Charlotte Needs Checkers

By Tom Sorensen
© 2005 Charlotte Observer

CHARLOTTE, N.C. – On a weekend such as this, the only ice that interests most of us is surrounded by liquid, tinkling in a glass.

But a few thousand hockey fans are engaged by the ice on the floor at Cricket Arena, where the Charlotte Checkers and Florida Everblades will play at 5:05 p.m. Sunday.

Haven’t bought a present yet for Mom? Consider flowers a cliché? Buddy, here’s your out. Tell me Mother would not enjoy watching the face of another mother’s son squished against the Plexiglas.

There is a hockey underground in the South. It is made up of isolated groups whose members are easily offended by bad hockey jokes and have access to e-mail. Some of its members are moms.

The rest of us understand that you could abolish hockey and, except for these small enclaves, nobody south of Minnesota or Massachusetts would care.

So why write about the Checkers on the first day of the second week of May?

Because Charlotte still needs minor-league sports. We need the Checkers and we need the Class AAA baseball Charlotte Knights, who play south of town in a nondescript piece of South Carolina.

Not everybody can afford to buy a ticket to watch the Carolina Panthers or Charlotte Bobcats. Not everybody can afford to watch a race at Lowe’s Motor Speedway (the Tuesday night Legends racing series excepted) or a PGA tournament at Quail Hollow Club.

Tickets to the Checkers Mother’s Day matinee range from $11 to $24. And the team has twice raised its prices since the playoffs began, raised them $1 a ticket for each round they’ve advanced.

If the Checkers beat Florida in the best-of-7 series, they play for the Kelly Cup. The Checkers last won the championship in 1996, which makes them the last Charlotte team in any sport to win a title.

The Checkers attracted 4,551 fans to their home loss Friday. Carl Scheer, the team’s owner and CEO, says the Checkers have 2,500 hard-core fans, the kind who would show up for a game at 10 this morning.

If you’ve ever been among them, you understand why they keep showing up. When the Charlotte players move from the locker room to the ice, they are separated from fans only by bicycle racks. It’s not uncommon to hear a fan say, “Good game, Ryan,” to a Charlotte player, and for the player to respond, “Thanks, Bob.”

There are no socioeconomic barriers between players and fans, either. Only in the minor leagues do spectators make as much money as the athletes.

Minor-league sports are a tough sell in Charlotte. Long ago, somebody introduced the phrase WORLD-CLASS CITY into our vocabulary, and like a virus we have been unable to shake it. We associate world-class with major-league.

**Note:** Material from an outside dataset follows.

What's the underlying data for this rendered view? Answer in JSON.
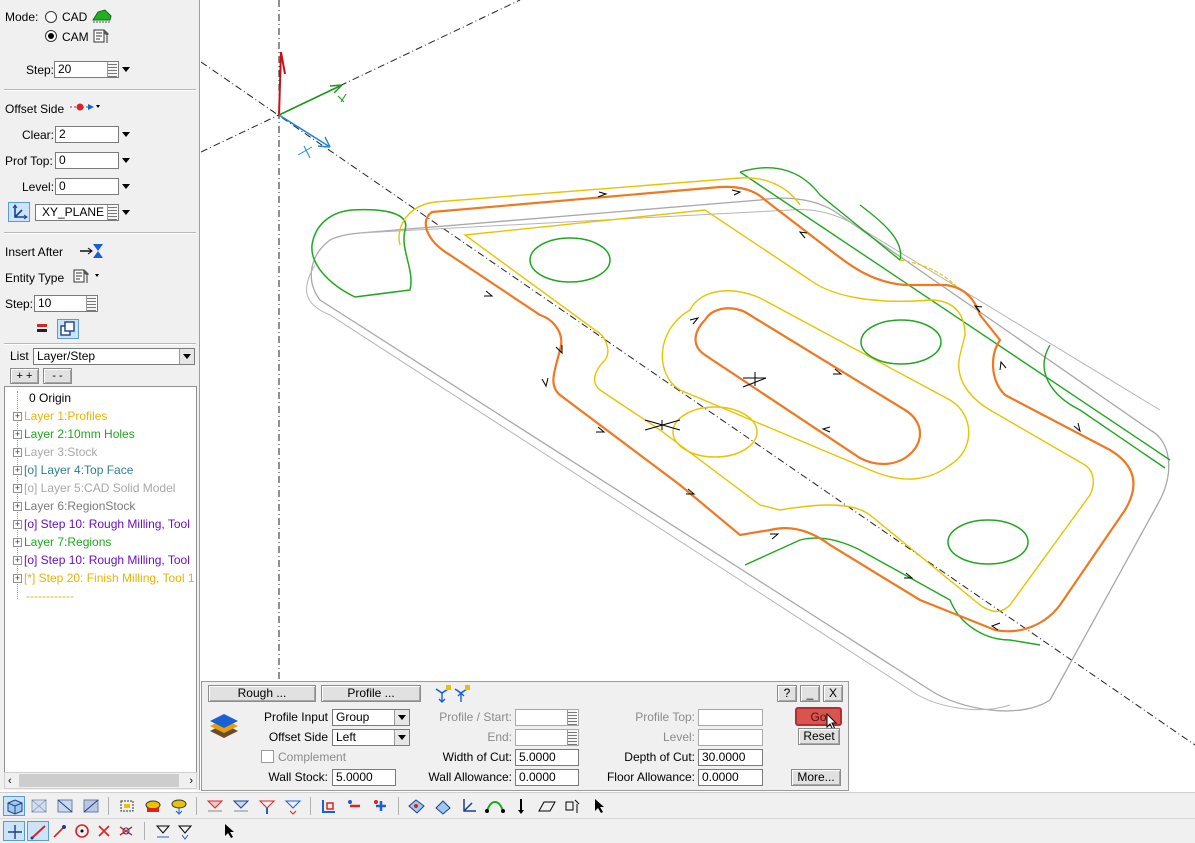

Alas, a city becomes world-class only when it stops caring if others think it is. So we have a ways to go.

While we wait, you can treat your mom, who undoubtedly is WORLD-CLASS, to a minor-league game.